The court does not treat all debts the same. There are unsecured debts, secured debts, priority debts such as domestic support obligations, taxes, lawsuit judgements, etc.

If you have a special type of debt, it makes sense to consult with a qualified bankruptcy attorney to make sure that your rights are being preserved. For instance, if the debtor obtained debt from you through fraud, you might be able to petition the court for a ruling that says that your debt will not be extinguished by the bankruptcy. Failing to take the appropriate action will result in this non-dischargeable type of debt being discharged.

4. Watch out for large pre-petition payments from the debtor

This is one area that can be ugly. Imagine that the debtor has been trying his or her best to repay their debt to you but then decides to declare bankruptcy. In the 90 days prior to filing, pretend that the debtor paid you half of their $10,000 obligation. The $5,000 that they paid before declaring bankruptcy is known as a "preferential payment."

In some cases, the bankruptcy trustee can demand that you return the preferential payment or payments. They will then take that money and distribute it equally among all unsecured creditors. If you don't turn over the money, the trustee can sue you in the bankruptcy court!

While this might seem like insult added to injury, the bankruptcy code is set up to ensure that all creditors are treated as similarly as possible.
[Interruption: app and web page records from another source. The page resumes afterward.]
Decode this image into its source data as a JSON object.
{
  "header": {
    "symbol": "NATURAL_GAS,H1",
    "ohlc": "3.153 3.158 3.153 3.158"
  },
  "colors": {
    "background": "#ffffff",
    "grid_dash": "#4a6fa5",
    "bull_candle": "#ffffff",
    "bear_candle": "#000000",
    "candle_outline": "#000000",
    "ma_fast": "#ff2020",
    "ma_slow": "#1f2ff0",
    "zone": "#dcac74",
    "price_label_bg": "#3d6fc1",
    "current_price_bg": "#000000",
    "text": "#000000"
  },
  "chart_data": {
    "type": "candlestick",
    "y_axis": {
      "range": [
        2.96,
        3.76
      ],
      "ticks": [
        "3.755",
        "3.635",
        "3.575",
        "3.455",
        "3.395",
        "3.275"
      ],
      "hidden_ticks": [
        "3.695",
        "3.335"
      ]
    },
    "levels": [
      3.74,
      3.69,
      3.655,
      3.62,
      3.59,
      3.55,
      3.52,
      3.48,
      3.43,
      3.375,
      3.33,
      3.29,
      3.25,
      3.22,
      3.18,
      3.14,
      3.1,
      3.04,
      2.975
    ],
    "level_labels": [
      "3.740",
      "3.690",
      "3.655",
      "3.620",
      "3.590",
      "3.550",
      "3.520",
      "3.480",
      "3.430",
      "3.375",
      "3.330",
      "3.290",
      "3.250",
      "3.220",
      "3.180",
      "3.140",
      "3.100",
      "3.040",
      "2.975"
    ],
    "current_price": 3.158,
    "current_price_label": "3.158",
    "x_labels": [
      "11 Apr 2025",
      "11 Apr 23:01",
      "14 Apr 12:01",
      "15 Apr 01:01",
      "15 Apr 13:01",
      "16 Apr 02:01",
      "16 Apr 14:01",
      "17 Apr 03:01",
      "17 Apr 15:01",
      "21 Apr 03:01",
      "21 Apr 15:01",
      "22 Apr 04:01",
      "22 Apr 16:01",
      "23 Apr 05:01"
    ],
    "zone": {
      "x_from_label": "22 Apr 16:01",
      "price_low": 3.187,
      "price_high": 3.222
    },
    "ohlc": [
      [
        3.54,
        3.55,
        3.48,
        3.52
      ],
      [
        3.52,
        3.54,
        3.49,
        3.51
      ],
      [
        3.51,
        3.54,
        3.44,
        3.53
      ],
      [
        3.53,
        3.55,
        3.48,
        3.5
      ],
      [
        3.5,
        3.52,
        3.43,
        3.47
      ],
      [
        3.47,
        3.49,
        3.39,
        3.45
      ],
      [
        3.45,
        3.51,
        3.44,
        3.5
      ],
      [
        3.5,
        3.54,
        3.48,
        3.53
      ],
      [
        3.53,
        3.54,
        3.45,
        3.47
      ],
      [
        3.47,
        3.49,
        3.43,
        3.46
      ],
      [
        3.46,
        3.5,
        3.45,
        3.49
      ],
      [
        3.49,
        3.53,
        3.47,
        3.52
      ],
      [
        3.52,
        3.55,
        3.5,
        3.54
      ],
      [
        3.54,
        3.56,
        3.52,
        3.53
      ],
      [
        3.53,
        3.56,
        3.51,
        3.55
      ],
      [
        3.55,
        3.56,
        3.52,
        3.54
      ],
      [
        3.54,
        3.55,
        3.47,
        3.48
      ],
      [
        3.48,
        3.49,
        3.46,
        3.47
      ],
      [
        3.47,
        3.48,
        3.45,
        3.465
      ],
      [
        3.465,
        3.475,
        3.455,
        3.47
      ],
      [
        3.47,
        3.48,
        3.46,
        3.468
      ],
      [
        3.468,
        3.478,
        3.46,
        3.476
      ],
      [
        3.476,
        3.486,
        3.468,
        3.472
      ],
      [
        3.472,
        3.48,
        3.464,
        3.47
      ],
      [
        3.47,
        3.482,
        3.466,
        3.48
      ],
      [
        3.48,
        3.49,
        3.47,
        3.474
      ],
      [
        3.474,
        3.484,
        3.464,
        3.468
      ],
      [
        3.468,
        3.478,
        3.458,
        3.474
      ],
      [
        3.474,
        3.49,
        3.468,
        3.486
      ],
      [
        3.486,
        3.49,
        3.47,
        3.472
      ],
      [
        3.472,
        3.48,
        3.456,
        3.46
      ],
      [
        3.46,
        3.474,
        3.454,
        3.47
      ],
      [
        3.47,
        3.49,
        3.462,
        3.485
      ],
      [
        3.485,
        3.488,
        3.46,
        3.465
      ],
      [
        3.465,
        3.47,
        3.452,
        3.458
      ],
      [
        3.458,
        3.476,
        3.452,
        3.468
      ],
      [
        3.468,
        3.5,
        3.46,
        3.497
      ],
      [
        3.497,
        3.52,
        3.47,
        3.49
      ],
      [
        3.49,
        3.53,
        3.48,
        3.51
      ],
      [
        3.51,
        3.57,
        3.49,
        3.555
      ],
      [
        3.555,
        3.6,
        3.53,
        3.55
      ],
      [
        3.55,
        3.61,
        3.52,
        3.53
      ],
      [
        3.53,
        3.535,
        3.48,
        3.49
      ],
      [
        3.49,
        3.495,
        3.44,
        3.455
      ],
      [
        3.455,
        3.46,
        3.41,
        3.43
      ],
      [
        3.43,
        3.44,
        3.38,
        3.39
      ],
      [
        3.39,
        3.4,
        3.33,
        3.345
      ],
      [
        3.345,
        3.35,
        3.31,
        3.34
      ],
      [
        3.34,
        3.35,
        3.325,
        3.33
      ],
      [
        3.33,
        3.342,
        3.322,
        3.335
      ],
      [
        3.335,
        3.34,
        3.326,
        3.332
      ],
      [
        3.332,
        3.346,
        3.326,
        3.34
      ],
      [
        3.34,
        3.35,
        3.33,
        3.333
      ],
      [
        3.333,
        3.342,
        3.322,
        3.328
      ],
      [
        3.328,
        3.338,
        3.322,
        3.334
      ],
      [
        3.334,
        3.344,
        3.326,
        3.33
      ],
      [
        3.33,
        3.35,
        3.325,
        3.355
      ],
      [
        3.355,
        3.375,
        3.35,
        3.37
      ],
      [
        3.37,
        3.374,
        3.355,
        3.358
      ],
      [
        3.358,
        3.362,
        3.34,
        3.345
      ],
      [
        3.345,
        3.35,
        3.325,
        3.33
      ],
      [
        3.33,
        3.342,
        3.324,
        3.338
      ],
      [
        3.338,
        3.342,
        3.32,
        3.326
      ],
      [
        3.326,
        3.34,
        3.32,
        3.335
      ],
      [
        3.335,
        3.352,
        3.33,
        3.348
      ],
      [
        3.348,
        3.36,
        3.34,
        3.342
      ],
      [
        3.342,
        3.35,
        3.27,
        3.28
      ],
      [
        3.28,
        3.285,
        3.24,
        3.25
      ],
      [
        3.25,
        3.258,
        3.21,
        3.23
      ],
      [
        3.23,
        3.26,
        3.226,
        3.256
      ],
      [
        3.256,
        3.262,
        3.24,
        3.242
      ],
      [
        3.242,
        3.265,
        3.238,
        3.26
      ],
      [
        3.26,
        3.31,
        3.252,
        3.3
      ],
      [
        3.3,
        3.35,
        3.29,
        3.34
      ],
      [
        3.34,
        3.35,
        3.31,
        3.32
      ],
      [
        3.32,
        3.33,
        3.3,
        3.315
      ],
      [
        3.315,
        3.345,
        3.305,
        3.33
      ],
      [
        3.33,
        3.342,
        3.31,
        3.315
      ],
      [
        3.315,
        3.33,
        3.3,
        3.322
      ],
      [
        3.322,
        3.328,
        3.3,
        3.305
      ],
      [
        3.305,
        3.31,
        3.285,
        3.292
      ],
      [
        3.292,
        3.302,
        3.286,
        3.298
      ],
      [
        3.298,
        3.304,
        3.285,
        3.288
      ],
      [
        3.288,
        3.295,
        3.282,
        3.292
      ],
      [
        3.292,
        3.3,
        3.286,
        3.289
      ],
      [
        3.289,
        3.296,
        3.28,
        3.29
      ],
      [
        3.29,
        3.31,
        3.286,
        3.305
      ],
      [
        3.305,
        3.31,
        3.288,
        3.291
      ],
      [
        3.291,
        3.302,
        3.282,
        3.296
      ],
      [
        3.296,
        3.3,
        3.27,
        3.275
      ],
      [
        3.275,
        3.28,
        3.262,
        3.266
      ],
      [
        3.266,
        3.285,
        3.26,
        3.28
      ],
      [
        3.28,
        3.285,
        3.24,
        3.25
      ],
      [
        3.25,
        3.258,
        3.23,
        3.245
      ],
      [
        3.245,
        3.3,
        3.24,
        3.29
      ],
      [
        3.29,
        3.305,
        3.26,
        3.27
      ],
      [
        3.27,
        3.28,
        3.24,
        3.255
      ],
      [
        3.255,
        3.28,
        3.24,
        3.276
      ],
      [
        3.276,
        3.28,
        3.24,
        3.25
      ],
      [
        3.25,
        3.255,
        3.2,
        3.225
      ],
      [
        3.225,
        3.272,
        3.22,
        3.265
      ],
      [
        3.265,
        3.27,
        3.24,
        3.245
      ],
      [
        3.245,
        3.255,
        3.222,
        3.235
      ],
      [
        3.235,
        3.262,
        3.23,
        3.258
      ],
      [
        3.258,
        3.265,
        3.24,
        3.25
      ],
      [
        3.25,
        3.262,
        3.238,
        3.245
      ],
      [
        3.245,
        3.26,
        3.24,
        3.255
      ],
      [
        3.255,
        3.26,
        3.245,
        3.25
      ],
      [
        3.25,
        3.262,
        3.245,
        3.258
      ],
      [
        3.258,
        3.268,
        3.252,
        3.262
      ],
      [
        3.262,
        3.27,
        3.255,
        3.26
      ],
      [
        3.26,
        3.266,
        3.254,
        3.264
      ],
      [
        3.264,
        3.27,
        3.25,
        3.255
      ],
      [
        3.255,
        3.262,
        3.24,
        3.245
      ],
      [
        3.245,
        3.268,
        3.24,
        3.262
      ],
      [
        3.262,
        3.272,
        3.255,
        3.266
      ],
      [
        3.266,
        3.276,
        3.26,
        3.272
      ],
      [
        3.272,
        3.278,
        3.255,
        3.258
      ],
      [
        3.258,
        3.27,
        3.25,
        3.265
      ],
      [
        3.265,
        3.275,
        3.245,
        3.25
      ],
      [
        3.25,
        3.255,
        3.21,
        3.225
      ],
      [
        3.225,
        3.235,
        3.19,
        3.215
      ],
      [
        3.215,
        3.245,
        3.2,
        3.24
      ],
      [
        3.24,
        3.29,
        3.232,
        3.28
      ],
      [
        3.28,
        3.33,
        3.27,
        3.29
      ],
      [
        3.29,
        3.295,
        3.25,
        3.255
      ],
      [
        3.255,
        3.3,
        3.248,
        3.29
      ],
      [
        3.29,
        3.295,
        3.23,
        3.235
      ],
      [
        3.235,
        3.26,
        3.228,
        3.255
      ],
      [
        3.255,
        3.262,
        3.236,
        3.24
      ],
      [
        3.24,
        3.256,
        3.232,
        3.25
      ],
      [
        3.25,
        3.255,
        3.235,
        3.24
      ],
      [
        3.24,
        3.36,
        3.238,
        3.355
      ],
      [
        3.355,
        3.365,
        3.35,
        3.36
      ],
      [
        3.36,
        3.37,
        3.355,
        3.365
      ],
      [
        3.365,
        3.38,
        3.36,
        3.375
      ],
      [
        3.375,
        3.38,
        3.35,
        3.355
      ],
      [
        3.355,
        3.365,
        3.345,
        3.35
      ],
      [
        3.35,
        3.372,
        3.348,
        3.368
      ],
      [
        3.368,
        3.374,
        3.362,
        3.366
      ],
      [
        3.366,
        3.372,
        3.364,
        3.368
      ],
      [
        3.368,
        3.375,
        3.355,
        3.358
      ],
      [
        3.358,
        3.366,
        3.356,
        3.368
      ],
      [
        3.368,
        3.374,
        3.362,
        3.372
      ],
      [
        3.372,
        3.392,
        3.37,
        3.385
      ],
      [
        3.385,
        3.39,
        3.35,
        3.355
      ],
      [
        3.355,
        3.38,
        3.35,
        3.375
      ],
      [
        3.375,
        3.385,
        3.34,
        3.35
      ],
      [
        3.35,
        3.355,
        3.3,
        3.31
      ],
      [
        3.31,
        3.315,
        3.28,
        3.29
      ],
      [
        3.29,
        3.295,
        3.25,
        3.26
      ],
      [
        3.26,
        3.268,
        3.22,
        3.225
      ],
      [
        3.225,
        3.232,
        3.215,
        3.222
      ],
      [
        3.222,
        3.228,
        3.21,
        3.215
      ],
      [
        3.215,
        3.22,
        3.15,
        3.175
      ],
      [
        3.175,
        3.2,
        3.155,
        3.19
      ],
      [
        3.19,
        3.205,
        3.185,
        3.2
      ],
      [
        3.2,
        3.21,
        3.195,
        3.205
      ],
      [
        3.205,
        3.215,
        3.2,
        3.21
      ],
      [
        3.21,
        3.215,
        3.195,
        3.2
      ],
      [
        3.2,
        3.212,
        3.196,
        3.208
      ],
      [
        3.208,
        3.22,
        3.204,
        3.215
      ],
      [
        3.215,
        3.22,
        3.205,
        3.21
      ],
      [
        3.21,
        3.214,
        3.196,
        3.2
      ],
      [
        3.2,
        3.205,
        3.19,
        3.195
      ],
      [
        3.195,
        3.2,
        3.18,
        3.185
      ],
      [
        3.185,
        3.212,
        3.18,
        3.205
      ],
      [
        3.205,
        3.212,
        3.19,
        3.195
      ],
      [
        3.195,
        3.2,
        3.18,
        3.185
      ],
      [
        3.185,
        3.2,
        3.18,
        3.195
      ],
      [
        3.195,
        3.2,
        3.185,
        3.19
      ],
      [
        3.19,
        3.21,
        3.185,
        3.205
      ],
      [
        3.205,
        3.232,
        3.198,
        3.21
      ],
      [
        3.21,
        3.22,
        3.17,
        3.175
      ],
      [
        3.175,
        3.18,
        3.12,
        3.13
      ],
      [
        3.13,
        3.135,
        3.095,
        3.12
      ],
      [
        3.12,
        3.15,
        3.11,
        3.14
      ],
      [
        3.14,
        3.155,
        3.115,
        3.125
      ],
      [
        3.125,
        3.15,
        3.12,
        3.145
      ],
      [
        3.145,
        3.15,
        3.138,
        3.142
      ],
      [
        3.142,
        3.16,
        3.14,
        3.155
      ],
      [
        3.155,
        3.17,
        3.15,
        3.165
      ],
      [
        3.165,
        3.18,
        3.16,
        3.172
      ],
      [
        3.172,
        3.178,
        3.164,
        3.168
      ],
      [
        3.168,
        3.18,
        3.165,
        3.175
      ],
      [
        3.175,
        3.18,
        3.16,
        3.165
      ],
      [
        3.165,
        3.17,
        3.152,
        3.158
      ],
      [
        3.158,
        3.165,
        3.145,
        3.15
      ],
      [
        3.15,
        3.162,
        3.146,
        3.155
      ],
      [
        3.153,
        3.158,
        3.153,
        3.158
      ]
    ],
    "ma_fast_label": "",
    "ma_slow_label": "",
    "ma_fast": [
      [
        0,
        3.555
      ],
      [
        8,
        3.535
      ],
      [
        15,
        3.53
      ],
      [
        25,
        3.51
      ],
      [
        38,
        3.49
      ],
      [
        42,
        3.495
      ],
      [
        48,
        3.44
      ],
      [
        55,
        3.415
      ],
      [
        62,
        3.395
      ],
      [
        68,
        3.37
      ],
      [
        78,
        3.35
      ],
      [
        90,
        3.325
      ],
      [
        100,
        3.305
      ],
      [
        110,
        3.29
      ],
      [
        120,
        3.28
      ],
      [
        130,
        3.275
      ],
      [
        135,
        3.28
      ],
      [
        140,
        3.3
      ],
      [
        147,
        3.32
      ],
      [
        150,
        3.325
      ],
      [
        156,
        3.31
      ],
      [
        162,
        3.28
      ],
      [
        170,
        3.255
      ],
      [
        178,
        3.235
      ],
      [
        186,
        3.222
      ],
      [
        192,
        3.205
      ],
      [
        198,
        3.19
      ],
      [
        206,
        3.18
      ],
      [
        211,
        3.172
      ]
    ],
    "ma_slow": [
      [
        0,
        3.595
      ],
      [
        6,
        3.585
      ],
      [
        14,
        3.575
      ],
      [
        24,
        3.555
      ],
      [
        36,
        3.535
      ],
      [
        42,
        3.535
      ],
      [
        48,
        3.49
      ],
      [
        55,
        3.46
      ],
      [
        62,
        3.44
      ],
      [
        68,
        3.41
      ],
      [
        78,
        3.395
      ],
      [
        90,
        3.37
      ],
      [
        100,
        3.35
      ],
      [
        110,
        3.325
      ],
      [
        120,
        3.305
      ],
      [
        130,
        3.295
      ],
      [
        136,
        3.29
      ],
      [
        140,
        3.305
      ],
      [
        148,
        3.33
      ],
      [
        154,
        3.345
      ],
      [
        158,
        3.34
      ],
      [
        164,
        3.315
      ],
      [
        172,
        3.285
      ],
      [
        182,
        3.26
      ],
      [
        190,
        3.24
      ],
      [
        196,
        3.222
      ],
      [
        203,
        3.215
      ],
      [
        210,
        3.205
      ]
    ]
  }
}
If you have received notice of a bankruptcy case involving a debt owed to you, contact Sacramento Attorney Rick Morin at (916) 333-2222 for professional advice on how to proceed and protect your rights.